### TASK DIRECTIONS
Look through the listing underneath for "Εργασίας", and copy every line that has it.

RECORDS TO PROCESS section start

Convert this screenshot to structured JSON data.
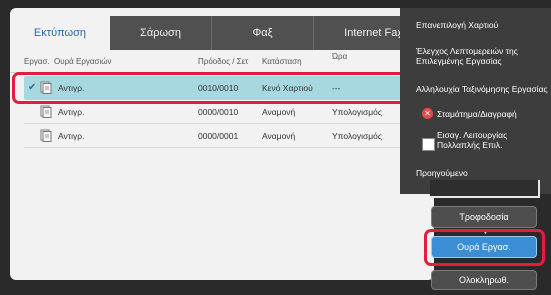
{
  "tabs": [
    {
      "label": "Εκτύπωση",
      "active": true
    },
    {
      "label": "Σάρωση",
      "active": false
    },
    {
      "label": "Φαξ",
      "active": false
    },
    {
      "label": "Internet Fax",
      "active": false
    }
  ],
  "columns": [
    "Εργασ.",
    "Ουρά Εργασιών",
    "Πρόοδος / Σετ",
    "Κατάσταση",
    "Ώρα"
  ],
  "rows": [
    {
      "type": "Αντιγρ.",
      "progress": "0010/0010",
      "status": "Κενό Χαρτιού",
      "time": "---",
      "selected": true
    },
    {
      "type": "Αντιγρ.",
      "progress": "0000/0010",
      "status": "Αναμονή",
      "time": "Υπολογισμός",
      "selected": false
    },
    {
      "type": "Αντιγρ.",
      "progress": "0000/0001",
      "status": "Αναμονή",
      "time": "Υπολογισμός",
      "selected": false
    }
  ],
  "menu": {
    "items": [
      {
        "label": "Επανεπιλογή Χαρτιού"
      },
      {
        "label": "Έλεγχος Λεπτομερειών της Επιλεγμένης Εργασίας"
      },
      {
        "label": "Αλληλουχία Ταξινόμησης Εργασίας"
      },
      {
        "label": "Σταμάτημα/Διαγραφή"
      },
      {
        "label": "Εισαγ. Λειτουργίας Πολλαπλής Επιλ."
      },
      {
        "label": "Προηγούμενο"
      }
    ]
  },
  "buttons": {
    "supply": "Τροφοδοσία",
    "queue": "Ουρά Εργασ.",
    "complete": "Ολοκληρωθ."
  },
  "colors": {
    "highlight": "#e31d3f",
    "selected_row": "#a8d8df",
    "active_button": "#3b8ed3"
  }
}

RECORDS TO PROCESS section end

### ANSWER
        "label": "Έλεγχος Λεπτομερειών της Επιλεγμένης Εργασίας"
        "label": "Αλληλουχία Ταξινόμησης Εργασίας"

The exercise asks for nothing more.